To address the growing need for larger storage capacities, the International System of Units (SI) introduced standardized Byte multiples and corresponding prefixes. These include kilobyte (KB), megabyte (MB), gigabyte (GB), terabyte (TB), petabyte (PB), exabyte (EB), zettabyte (ZB), and yottabyte (YB), each representing increasing orders of magnitude.
4. Storage Technologies
4.1 Magnetic Storage
Magnetic storage has been a cornerstone of digital data storage for decades. Hard disk drives (HDDs) and magnetic tapes utilize magnetic fields to store and retrieve digital information. By encoding data as magnetic patterns on rotating disks or tapes, these technologies offer high capacity, persistent storage suitable for a wide range of applications.
4.2 Solid-State Storage
Solid-state storage technologies, such as solid-state drives (SSDs) and flash memory, have gained prominence in recent years. These storage mediums employ semiconductor-based devices, such as NAND or NOR flash memory, to store and retrieve data electronically. Solid-state storage offers advantages such as fast access times, low power consumption, and increased durability.
4.3 Optical Storage
Optical storage technologies, exemplified by compact discs (CDs), digital versatile discs (DVDs), and Blu-ray discs, utilize lasers to read and write data on optical media. By encoding data as microscopic pits on the disc's surface, optical storage provides a portable and widely compatible medium for storing and distributing digital content.
4.4 Cloud Storage
The advent of cloud computing has ushered in a new era of digital storage. Cloud storage services leverage vast networks of interconnected servers to provide scalable and on-demand storage solutions. Users can access and store their data remotely, enabling seamless collaboration, data backup, and synchronization across multiple devices.
5. Practical Implications
5.1 Data Management and Analysis
The Byte's role in digital storage extends far beyond mere capacity. Efficient data management, organization, and analysis depend on robust storage systems capable of handling vast amounts of information. From personal computers to large-scale data centers, the Byte enables the creation, manipulation, and retrieval of data critical to scientific research, business operations, and everyday life.
5.2 Media and Entertainment
The proliferation of digital media has been fueled by the Byte's ability to store and deliver audio, video, images, and other multimedia content. Streaming services, online platforms, and digital distribution channels rely on efficient storage systems to provide seamless access to a vast array of media, revolutionizing the way we consume entertainment.

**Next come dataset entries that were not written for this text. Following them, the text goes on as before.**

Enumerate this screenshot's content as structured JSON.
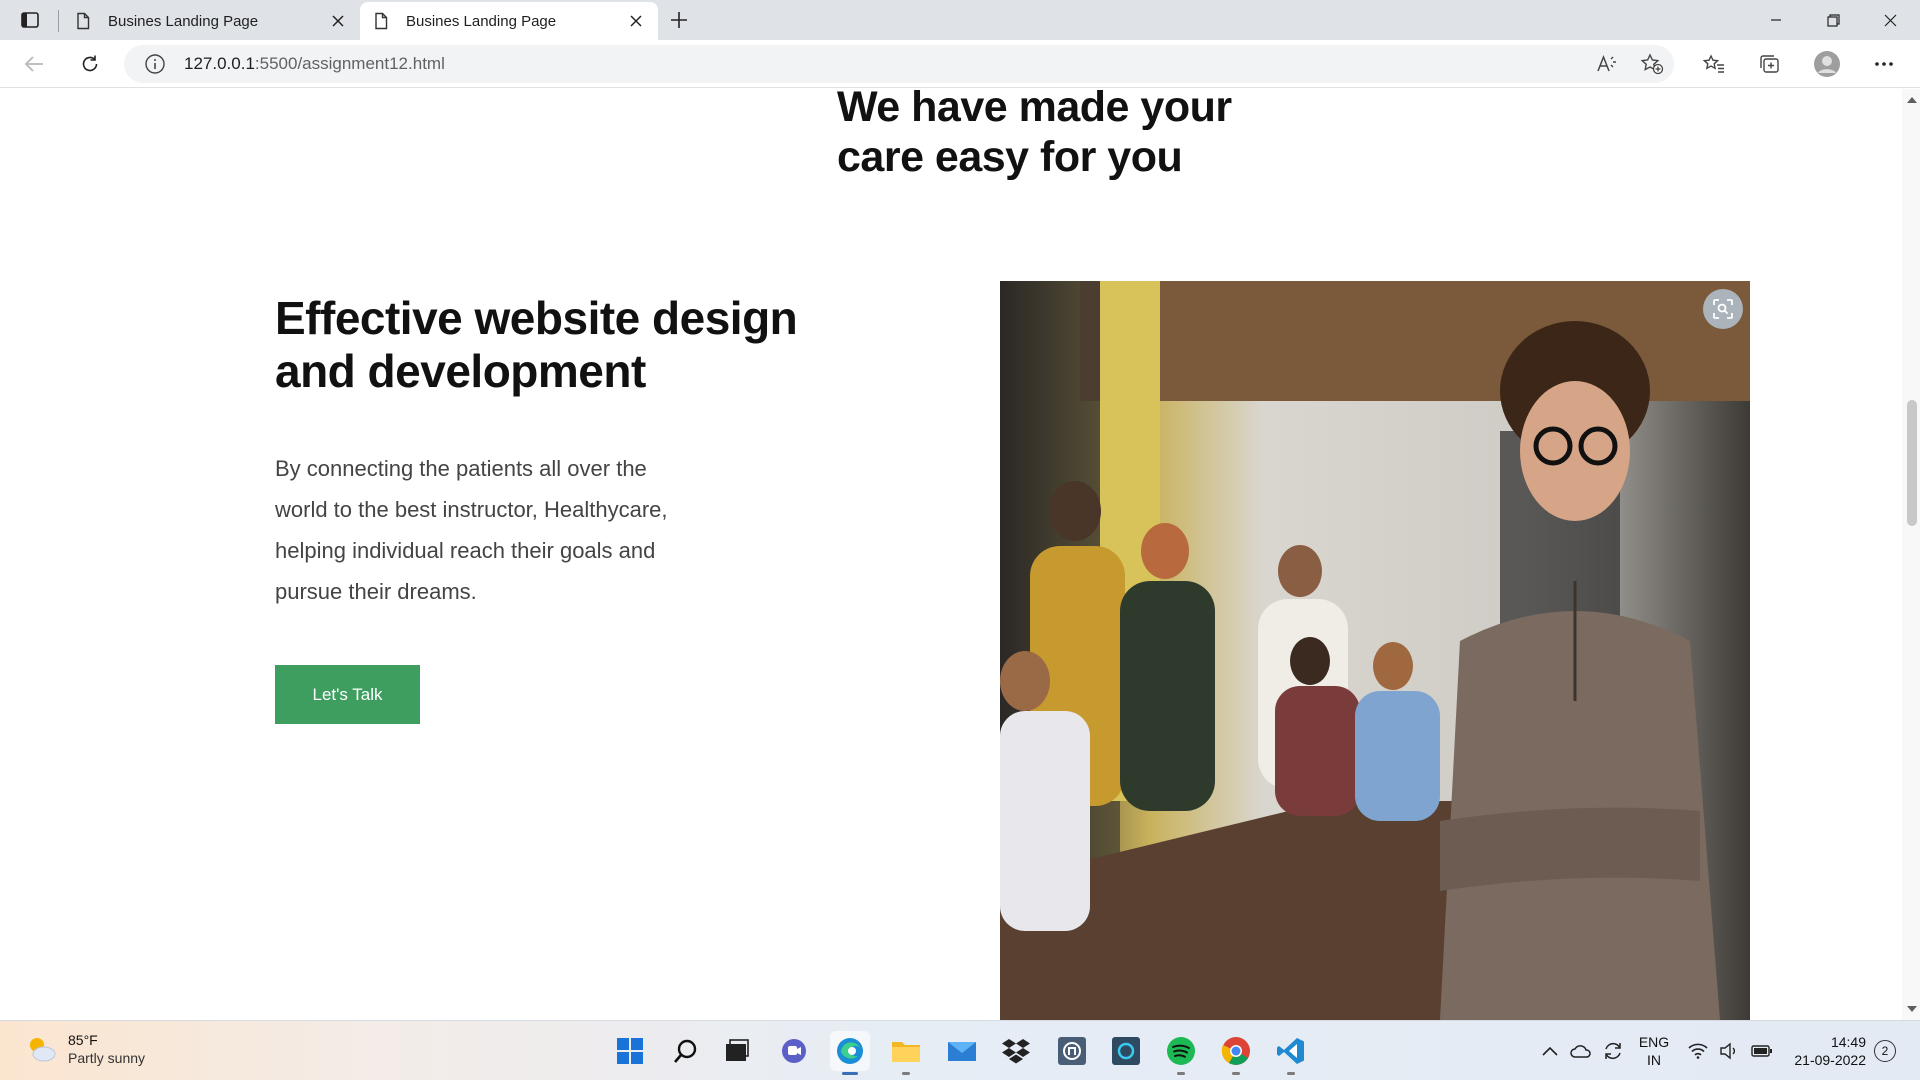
{
  "browser": {
    "tabs": [
      {
        "title": "Busines Landing Page",
        "active": false
      },
      {
        "title": "Busines Landing Page",
        "active": true
      }
    ],
    "url_host": "127.0.0.1",
    "url_path": ":5500/assignment12.html"
  },
  "page": {
    "section_heading_line1": "We have made your",
    "section_heading_line2": "care easy for you",
    "hero_title_line1": "Effective website design",
    "hero_title_line2": "and development",
    "hero_text": "By connecting the patients all over the world to the best instructor, Healthycare, helping individual reach their goals and pursue their dreams.",
    "cta_label": "Let's Talk",
    "accent_color": "#3d9e60"
  },
  "taskbar": {
    "weather_temp": "85°F",
    "weather_desc": "Partly sunny",
    "apps": [
      "windows-start",
      "search",
      "task-view",
      "teams-chat",
      "edge",
      "file-explorer",
      "mail",
      "dropbox",
      "app-tile",
      "cortana-app",
      "spotify",
      "chrome",
      "vscode"
    ],
    "lang_line1": "ENG",
    "lang_line2": "IN",
    "time": "14:49",
    "date": "21-09-2022",
    "notifications": "2"
  }
}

5.3 Information Technology Infrastructure
The Byte's significance in digital storage is particularly evident in the realm of information technology infrastructure. Robust and scalable storage systems form the backbone of cloud computing, data centers, and enterprise IT environments. The Byte's ability to facilitate efficient data processing, retrieval, and transmission underpins the seamless functioning of complex IT ecosystems.

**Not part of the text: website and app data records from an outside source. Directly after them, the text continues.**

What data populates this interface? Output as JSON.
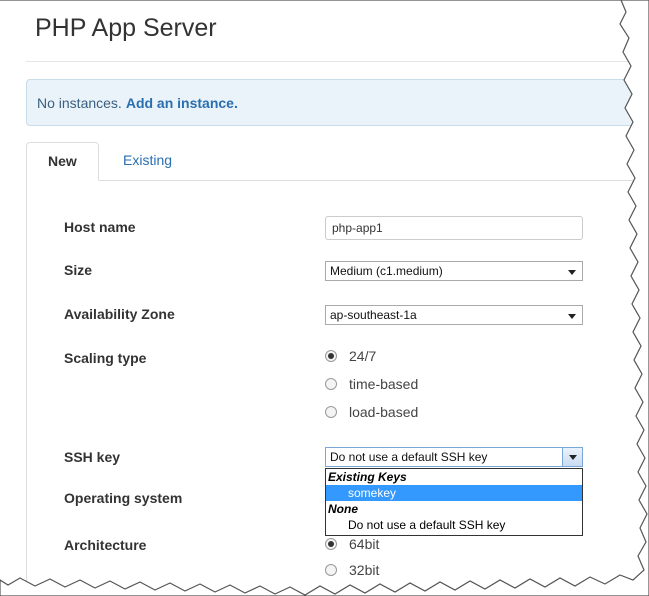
{
  "page": {
    "title": "PHP App Server"
  },
  "alert": {
    "text": "No instances.",
    "link": "Add an instance."
  },
  "tabs": [
    {
      "label": "New",
      "active": true
    },
    {
      "label": "Existing",
      "active": false
    }
  ],
  "form": {
    "host_name": {
      "label": "Host name",
      "value": "php-app1"
    },
    "size": {
      "label": "Size",
      "value": "Medium (c1.medium)"
    },
    "availability_zone": {
      "label": "Availability Zone",
      "value": "ap-southeast-1a"
    },
    "scaling_type": {
      "label": "Scaling type",
      "options": [
        "24/7",
        "time-based",
        "load-based"
      ],
      "selected": "24/7"
    },
    "ssh_key": {
      "label": "SSH key",
      "value": "Do not use a default SSH key",
      "dropdown": {
        "groups": [
          {
            "label": "Existing Keys",
            "items": [
              "somekey"
            ]
          },
          {
            "label": "None",
            "items": [
              "Do not use a default SSH key"
            ]
          }
        ],
        "highlighted": "somekey"
      }
    },
    "operating_system": {
      "label": "Operating system"
    },
    "architecture": {
      "label": "Architecture",
      "options": [
        "64bit",
        "32bit"
      ],
      "selected": "64bit"
    }
  },
  "colors": {
    "link": "#2a6fb0",
    "alert_bg": "#eaf3f9",
    "highlight": "#3399ff"
  }
}
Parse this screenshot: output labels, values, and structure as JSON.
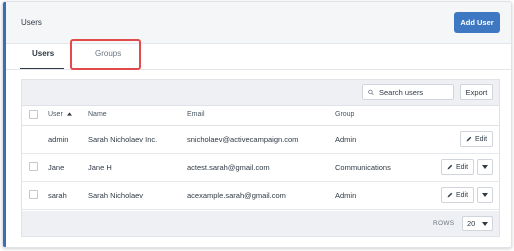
{
  "header": {
    "title": "Users",
    "add_user_label": "Add User"
  },
  "tabs": [
    {
      "label": "Users",
      "active": true
    },
    {
      "label": "Groups",
      "active": false
    }
  ],
  "toolbar": {
    "search_placeholder": "Search users",
    "export_label": "Export"
  },
  "table": {
    "columns": {
      "user": "User",
      "name": "Name",
      "email": "Email",
      "group": "Group"
    },
    "sort": {
      "column": "user",
      "direction": "ascending"
    },
    "rows": [
      {
        "user": "admin",
        "name": "Sarah Nicholaev Inc.",
        "email": "snicholaev@activecampaign.com",
        "group": "Admin",
        "edit_label": "Edit"
      },
      {
        "user": "Jane",
        "name": "Jane H",
        "email": "actest.sarah@gmail.com",
        "group": "Communications",
        "edit_label": "Edit"
      },
      {
        "user": "sarah",
        "name": "Sarah Nicholaev",
        "email": "acexample.sarah@gmail.com",
        "group": "Admin",
        "edit_label": "Edit"
      }
    ]
  },
  "footer": {
    "rows_label": "ROWS",
    "rows_value": "20"
  },
  "colors": {
    "accent": "#3a6fb5",
    "primary_button": "#3e78c2",
    "highlight": "#e14b4b"
  }
}
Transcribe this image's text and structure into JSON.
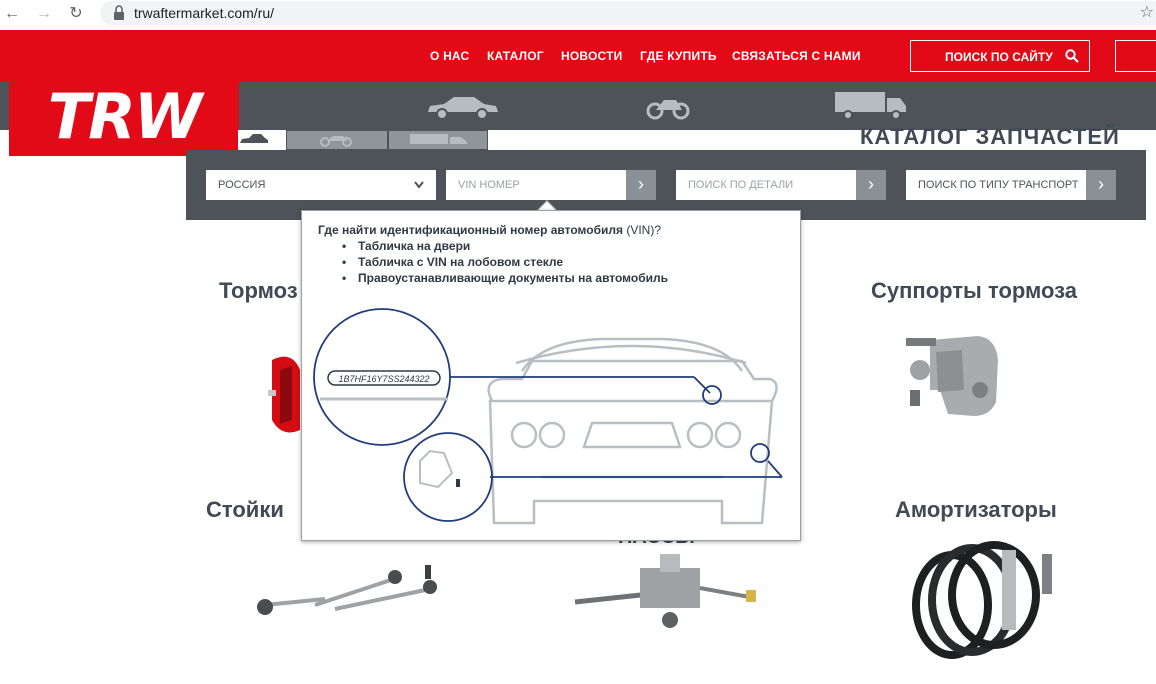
{
  "browser": {
    "url": "trwaftermarket.com/ru/"
  },
  "nav": {
    "items": [
      "О НАС",
      "КАТАЛОГ",
      "НОВОСТИ",
      "ГДЕ КУПИТЬ",
      "СВЯЗАТЬСЯ С НАМИ"
    ],
    "search_label": "ПОИСК ПО САЙТУ"
  },
  "logo": {
    "text": "TRW"
  },
  "catalog": {
    "title": "КАТАЛОГ ЗАПЧАСТЕЙ",
    "country": "РОССИЯ",
    "vin_placeholder": "VIN НОМЕР",
    "part_placeholder": "ПОИСК ПО ДЕТАЛИ",
    "vehicle_type": "ПОИСК ПО ТИПУ ТРАНСПОРТ"
  },
  "popup": {
    "title_bold": "Где найти идентификационный номер автомобиля",
    "title_normal": " (VIN)?",
    "items": [
      "Табличка на двери",
      "Табличка с VIN на лобовом стекле",
      "Правоустанавливающие документы на автомобиль"
    ],
    "vin_sample": "1B7HF16Y7SS244322"
  },
  "products": {
    "brakes": "Тормоз",
    "calipers": "Суппорты тормоза",
    "struts": "Стойки",
    "columns_partial": "ПАССЫ",
    "shocks": "Амортизаторы"
  },
  "colors": {
    "brand_red": "#e30a17",
    "band_grey": "#4d5359"
  }
}
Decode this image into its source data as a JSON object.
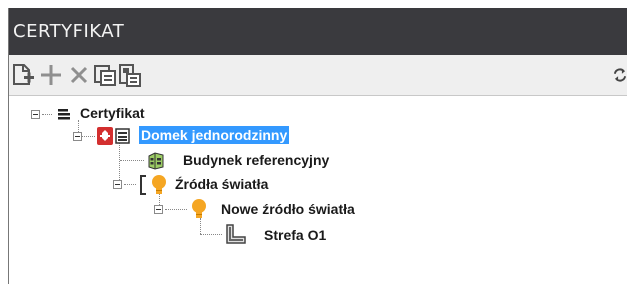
{
  "window": {
    "title": "CERTYFIKAT"
  },
  "toolbar": {
    "icons": [
      "new-document-icon",
      "add-icon",
      "delete-icon",
      "copy-icon",
      "paste-icon",
      "refresh-icon"
    ]
  },
  "tree": {
    "root": {
      "label": "Certyfikat",
      "icon": "list-icon"
    },
    "house": {
      "label": "Domek jednorodzinny",
      "icon": "poland-emblem-icon"
    },
    "reference_building": {
      "label": "Budynek referencyjny",
      "icon": "building-icon"
    },
    "light_sources": {
      "label": "Źródła światła",
      "icon": "lightbulb-icon"
    },
    "new_light_source": {
      "label": "Nowe źródło światła",
      "icon": "lightbulb-icon"
    },
    "zone": {
      "label": "Strefa O1",
      "icon": "zone-icon"
    }
  },
  "colors": {
    "titlebar": "#3a3a3e",
    "selection": "#3399ff",
    "bulb": "#f5a623"
  }
}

6. Future Perspectives
As technology advances at an exponential rate, the Byte's role in digital storage continues to evolve. Emerging technologies such as non-volatile memory, quantum storage, and DNA storage present exciting avenues for increasing storage capacities, improving data durability, and expanding the frontiers of digital storage. Continued research and innovation in these areas hold the promise of even greater leaps in the field of digital storage.

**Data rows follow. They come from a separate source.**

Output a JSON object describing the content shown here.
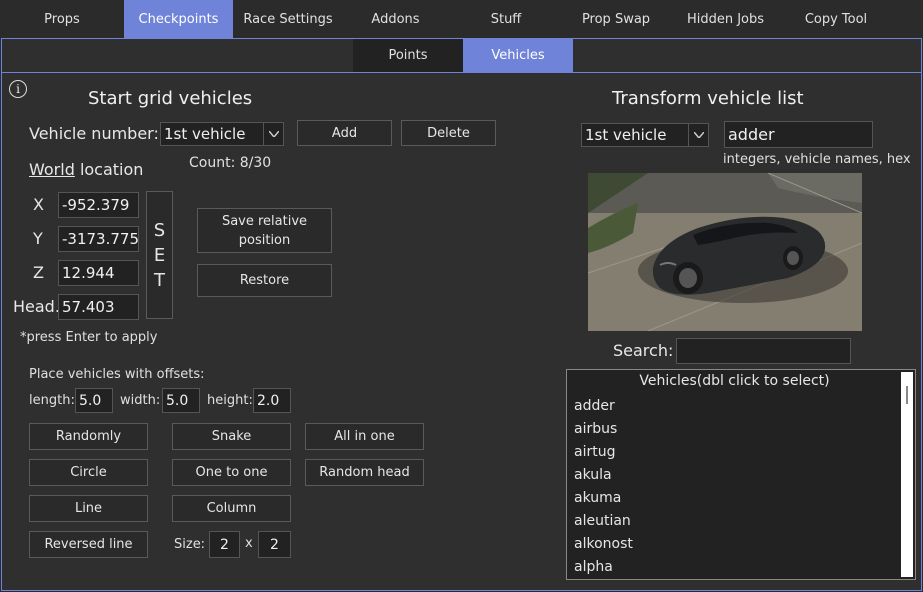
{
  "top_tabs": [
    "Props",
    "Checkpoints",
    "Race Settings",
    "Addons",
    "Stuff",
    "Prop Swap",
    "Hidden Jobs",
    "Copy Tool"
  ],
  "active_top_tab": "Checkpoints",
  "sub_tabs": [
    "Points",
    "Vehicles"
  ],
  "active_sub_tab": "Vehicles",
  "left": {
    "title": "Start grid vehicles",
    "vehicle_number_label": "Vehicle number:",
    "vehicle_number_value": "1st vehicle",
    "add_label": "Add",
    "delete_label": "Delete",
    "world_label": "World",
    "location_label": " location",
    "count_text": "Count: 8/30",
    "x_label": "X",
    "y_label": "Y",
    "z_label": "Z",
    "head_label": "Head.",
    "x_value": "-952.379",
    "y_value": "-3173.775",
    "z_value": "12.944",
    "head_value": "57.403",
    "set_letters": [
      "S",
      "E",
      "T"
    ],
    "save_relative_label": "Save relative position",
    "restore_label": "Restore",
    "hint": "*press Enter to apply",
    "offsets_label": "Place vehicles with offsets:",
    "length_label": "length:",
    "length_value": "5.0",
    "width_label": "width:",
    "width_value": "5.0",
    "height_label": "height:",
    "height_value": "2.0",
    "buttons": {
      "randomly": "Randomly",
      "snake": "Snake",
      "all_in_one": "All in one",
      "circle": "Circle",
      "one_to_one": "One to one",
      "random_head": "Random head",
      "line": "Line",
      "column": "Column",
      "reversed_line": "Reversed line"
    },
    "size_label": "Size:",
    "size_a": "2",
    "size_x": "x",
    "size_b": "2"
  },
  "right": {
    "title": "Transform vehicle list",
    "vehicle_select": "1st vehicle",
    "model_value": "adder",
    "model_hint": "integers, vehicle names, hex",
    "search_label": "Search:",
    "search_value": "",
    "list_header": "Vehicles(dbl click to select)",
    "list_items": [
      "adder",
      "airbus",
      "airtug",
      "akula",
      "akuma",
      "aleutian",
      "alkonost",
      "alpha"
    ]
  },
  "colors": {
    "accent": "#6f83d8",
    "background": "#2f2f2f"
  },
  "icons": {
    "info": "info-icon",
    "dropdown": "chevron-down-icon"
  }
}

The Byte, as a fundamental unit of digital storage, has propelled the information age, enabling the storage, retrieval, and manipulation of vast amounts of data. From its historical origins to its theoretical foundations and practical implications, the Byte forms the bedrock of digital technology. By understanding the intricacies of digital storage and harnessing its potential, we pave the way for transformative innovations, scientific breakthroughs, and a future where the boundaries of information are continually pushed.